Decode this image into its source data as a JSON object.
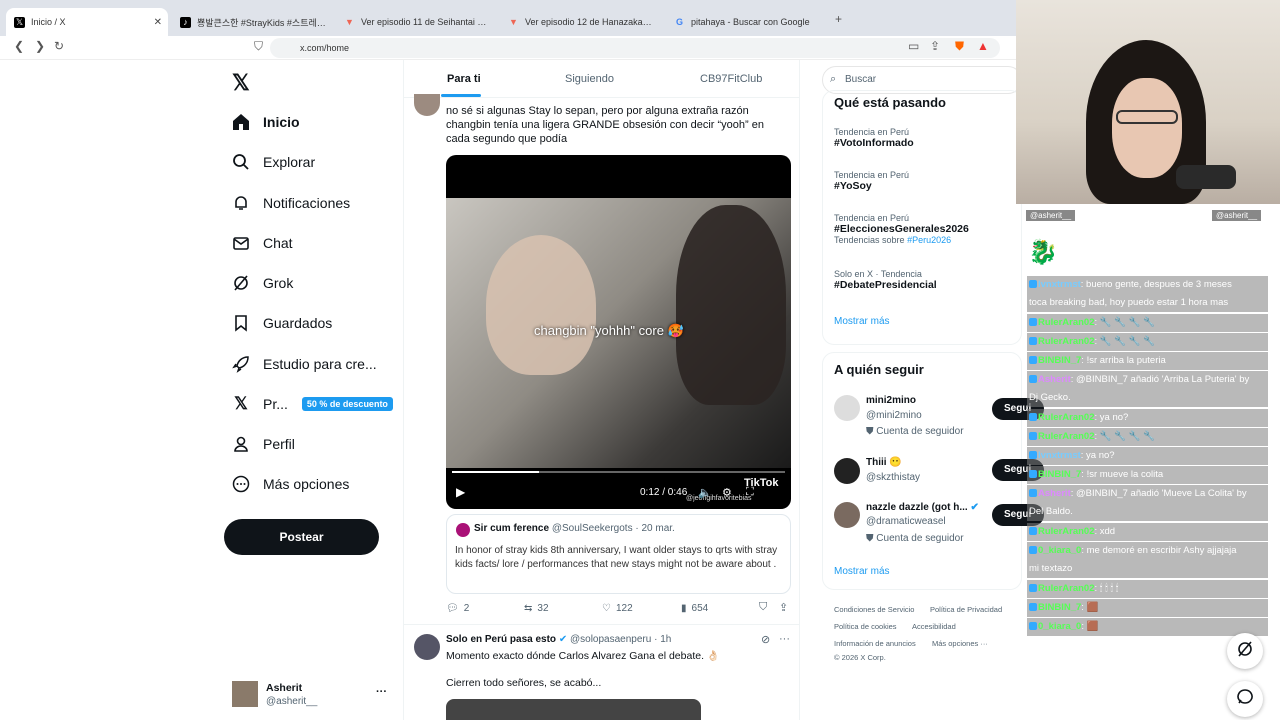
{
  "browser": {
    "tabs": [
      {
        "label": "Inicio / X",
        "icon": "x-logo-icon",
        "active": true
      },
      {
        "label": "뿅발큰스한 #StrayKids #스트레이키즈",
        "icon": "tiktok-icon"
      },
      {
        "label": "Ver episodio 11 de Seihantai na Kimi",
        "icon": "crunchy-icon"
      },
      {
        "label": "Ver episodio 12 de Hanazakari no Kimi",
        "icon": "crunchy-icon"
      },
      {
        "label": "pitahaya - Buscar con Google",
        "icon": "google-icon"
      }
    ],
    "url": "x.com/home"
  },
  "nav": {
    "items": [
      {
        "label": "Inicio",
        "icon": "home-icon"
      },
      {
        "label": "Explorar",
        "icon": "search-icon"
      },
      {
        "label": "Notificaciones",
        "icon": "bell-icon"
      },
      {
        "label": "Chat",
        "icon": "mail-icon"
      },
      {
        "label": "Grok",
        "icon": "grok-icon"
      },
      {
        "label": "Guardados",
        "icon": "bookmark-icon"
      },
      {
        "label": "Estudio para cre...",
        "icon": "rocket-icon"
      },
      {
        "label": "Pr...",
        "icon": "x-premium-icon"
      },
      {
        "label": "Perfil",
        "icon": "person-icon"
      },
      {
        "label": "Más opciones",
        "icon": "more-circle-icon"
      }
    ],
    "promo_badge": "50 % de descuento",
    "post_button": "Postear",
    "account": {
      "name": "Asherit",
      "handle": "@asherit__"
    }
  },
  "feed": {
    "tabs": [
      "Para ti",
      "Siguiendo",
      "CB97FitClub"
    ],
    "post1": {
      "text": "no sé si algunas Stay lo sepan, pero por alguna extraña razón changbin tenía una ligera GRANDE obsesión con decir “yooh” en cada segundo que podía",
      "video_caption": "changbin \"yohhh\" core 🥵",
      "video_time": "0:12 / 0:46",
      "video_watermark": "TikTok",
      "video_handle": "@jeongihfavoritebias",
      "quoted": {
        "name": "Sir cum ference",
        "handle": "@SoulSeekergots",
        "date": "· 20 mar.",
        "text": "In honor of stray kids 8th anniversary, I want older stays to qrts with stray kids facts/ lore / performances that new stays might not be aware about ."
      },
      "stats": {
        "replies": "2",
        "reposts": "32",
        "likes": "122",
        "views": "654"
      }
    },
    "post2": {
      "name": "Solo en Perú pasa esto",
      "handle": "@solopasaenperu",
      "time": "· 1h",
      "text": "Momento exacto dónde Carlos Alvarez Gana el debate. 👌🏻",
      "text2": "Cierren todo señores, se acabó..."
    }
  },
  "sidebar": {
    "search_placeholder": "Buscar",
    "trends_title": "Qué está pasando",
    "trends": [
      {
        "meta": "Tendencia en Perú",
        "tag": "#VotoInformado"
      },
      {
        "meta": "Tendencia en Perú",
        "tag": "#YoSoy"
      },
      {
        "meta": "Tendencia en Perú",
        "tag": "#EleccionesGenerales2026",
        "sub": "Tendencias sobre",
        "sublink": "#Peru2026"
      },
      {
        "meta": "Solo en X · Tendencia",
        "tag": "#DebatePresidencial"
      }
    ],
    "show_more": "Mostrar más",
    "who_to_follow": "A quién seguir",
    "follows": [
      {
        "name": "mini2mino",
        "handle": "@mini2mino",
        "note": "Cuenta de seguidor"
      },
      {
        "name": "Thiii 😶",
        "handle": "@skzthistay",
        "note": ""
      },
      {
        "name": "nazzle dazzle (got h...",
        "handle": "@dramaticweasel",
        "note": "Cuenta de seguidor"
      }
    ],
    "follow_label": "Segui",
    "show_more2": "Mostrar más",
    "footer": [
      "Condiciones de Servicio",
      "Política de Privacidad",
      "Política de cookies",
      "Accesibilidad",
      "Información de anuncios",
      "Más opciones ···",
      "© 2026 X Corp."
    ]
  },
  "stream": {
    "header_left": "@asherit__",
    "header_right": "@asherit__",
    "chat": [
      {
        "user": "lvnxtrmst",
        "msg": ": bueno gente, despues de 3 meses",
        "cont": "toca breaking bad, hoy puedo estar 1 hora mas",
        "color": "user"
      },
      {
        "user": "RulerAran02",
        "msg": ": 🔧 🔧 🔧 🔧",
        "color": "user g"
      },
      {
        "user": "RulerAran02",
        "msg": ": 🔧 🔧 🔧 🔧",
        "color": "user g"
      },
      {
        "user": "BINBIN_7",
        "msg": ": !sr arriba la puteria",
        "color": "user g"
      },
      {
        "user": "Asherit",
        "msg": ": @BINBIN_7 añadió 'Arriba La Puteria' by",
        "cont": "Dj Gecko.",
        "color": "user p"
      },
      {
        "user": "RulerAran02",
        "msg": ": ya no?",
        "color": "user g"
      },
      {
        "user": "RulerAran02",
        "msg": ": 🔧 🔧 🔧 🔧",
        "color": "user g"
      },
      {
        "user": "lvnxtrmst",
        "msg": ": ya no?",
        "color": "user"
      },
      {
        "user": "BINBIN_7",
        "msg": ": !sr mueve la colita",
        "color": "user g"
      },
      {
        "user": "Asherit",
        "msg": ": @BINBIN_7 añadió 'Mueve La Colita' by",
        "cont": "Del Baldo.",
        "color": "user p"
      },
      {
        "user": "RulerAran02",
        "msg": ": xdd",
        "color": "user g"
      },
      {
        "user": "0_kiara_0",
        "msg": ": me demoré en escribir Ashy ajjajaja",
        "cont": "mi textazo",
        "color": "user g"
      },
      {
        "user": "RulerAran02",
        "msg": ": 🕯 🕯 🕯 🕯",
        "color": "user g"
      },
      {
        "user": "BINBIN_7",
        "msg": ": 🟫",
        "color": "user g"
      },
      {
        "user": "0_kiara_0",
        "msg": ": 🟫",
        "color": "user g"
      }
    ]
  }
}
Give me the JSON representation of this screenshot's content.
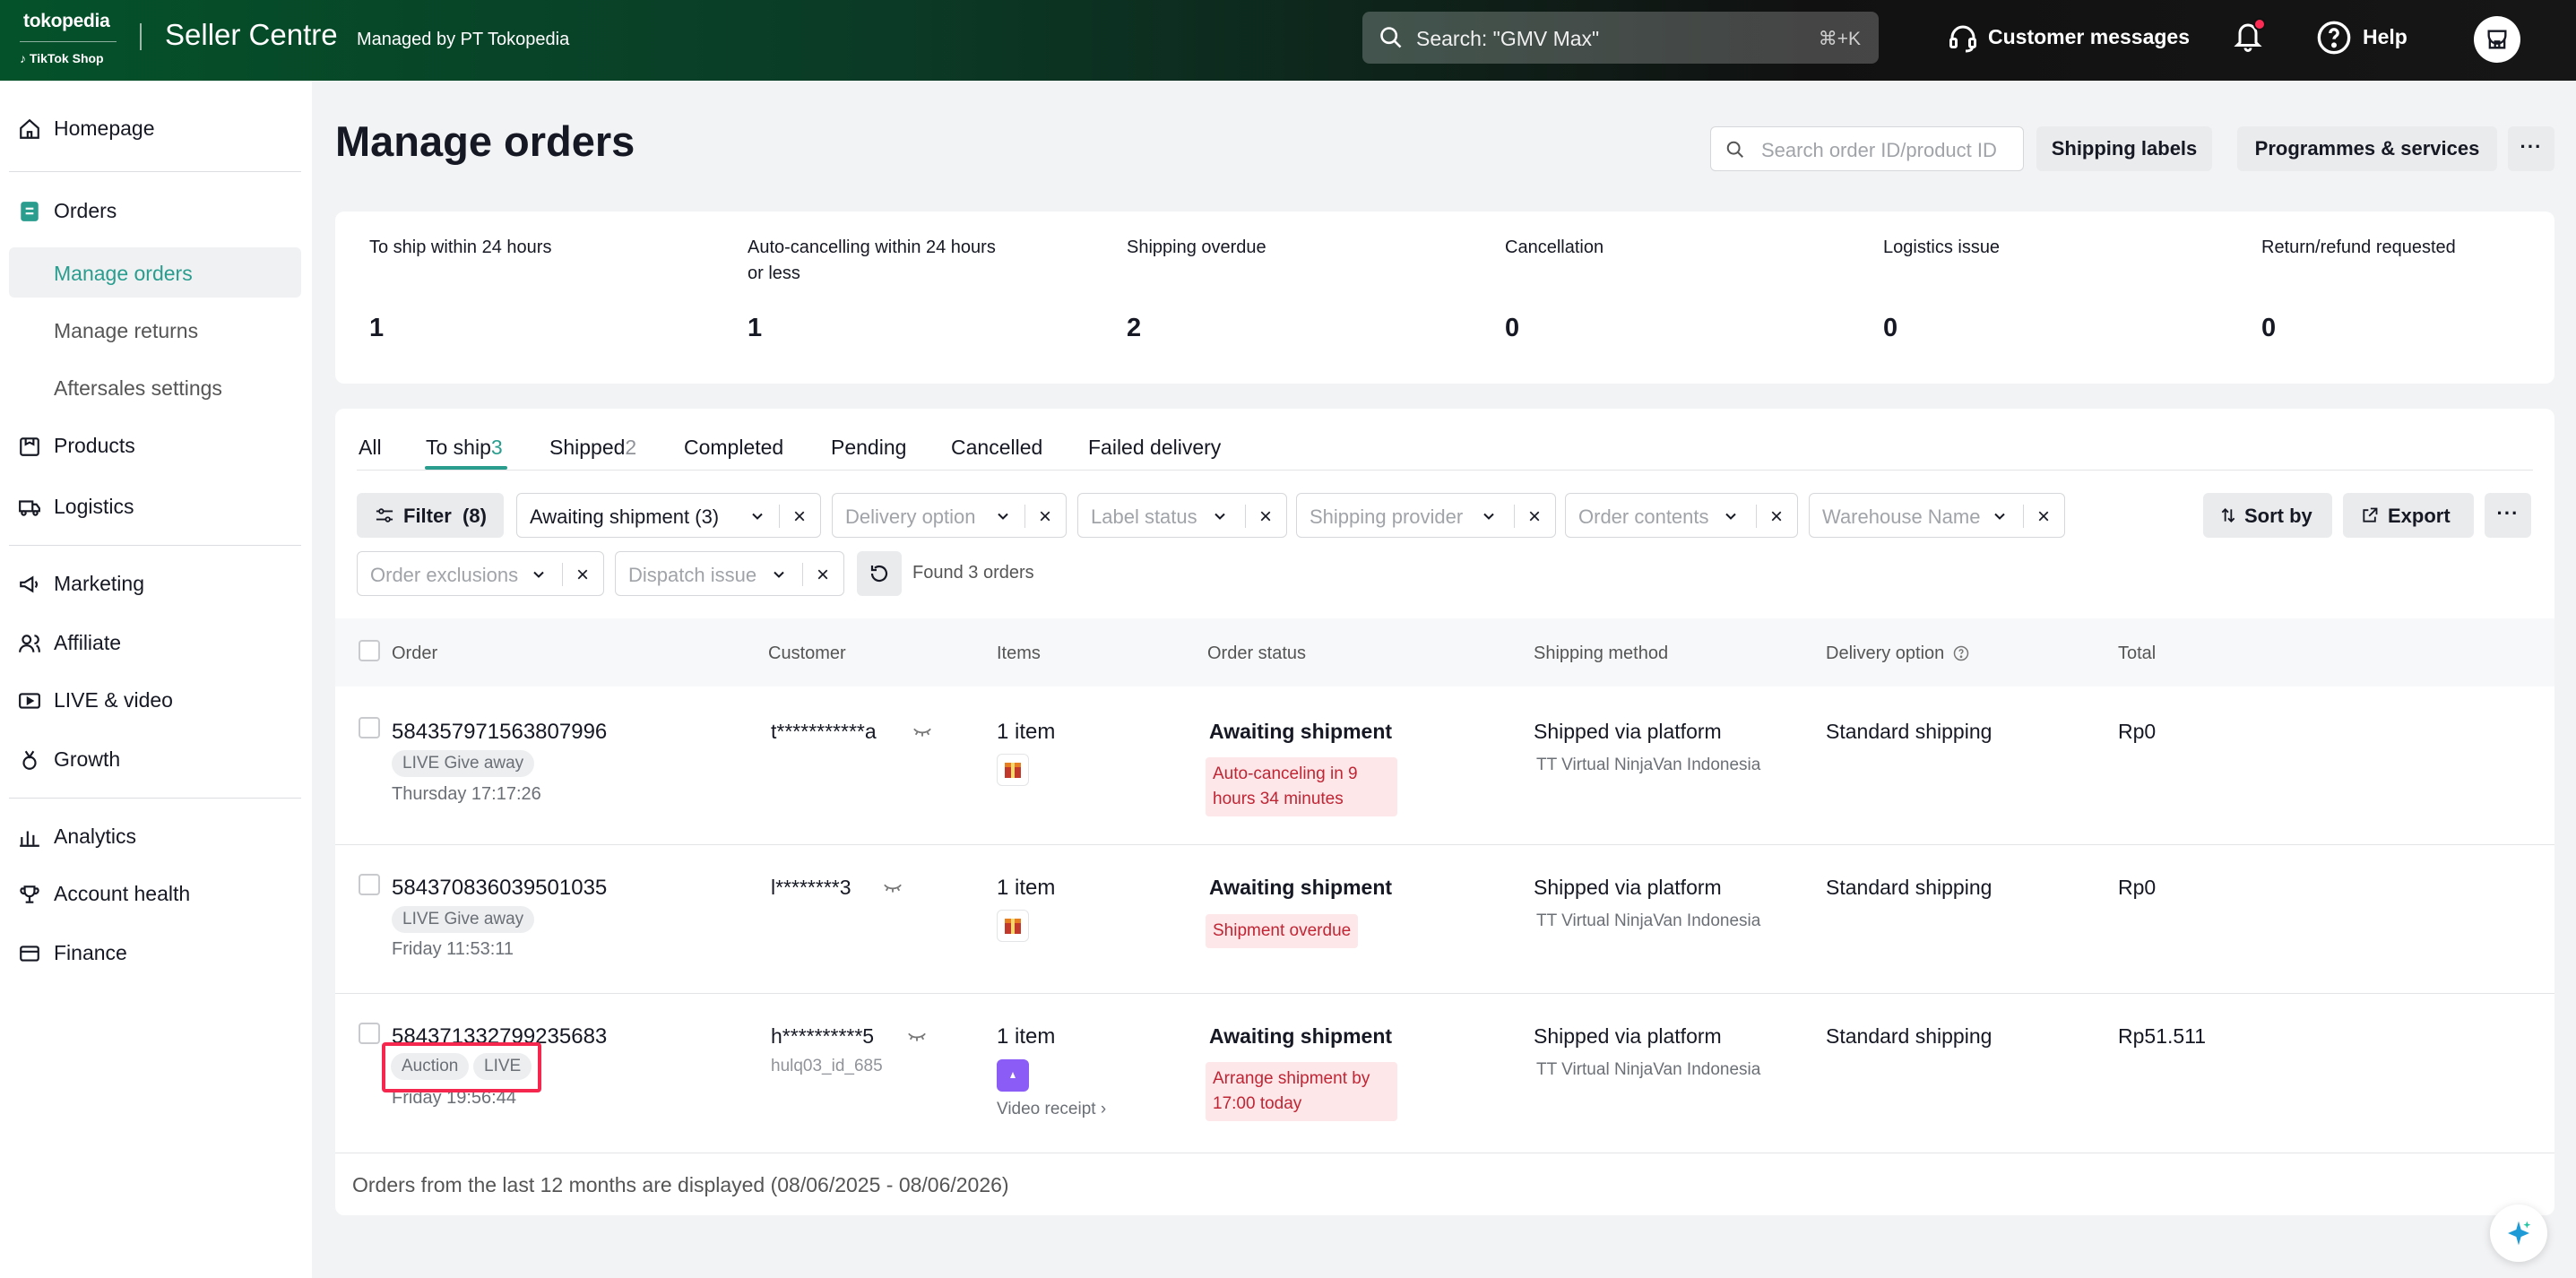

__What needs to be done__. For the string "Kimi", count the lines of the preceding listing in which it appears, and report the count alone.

__Exercise response__. 2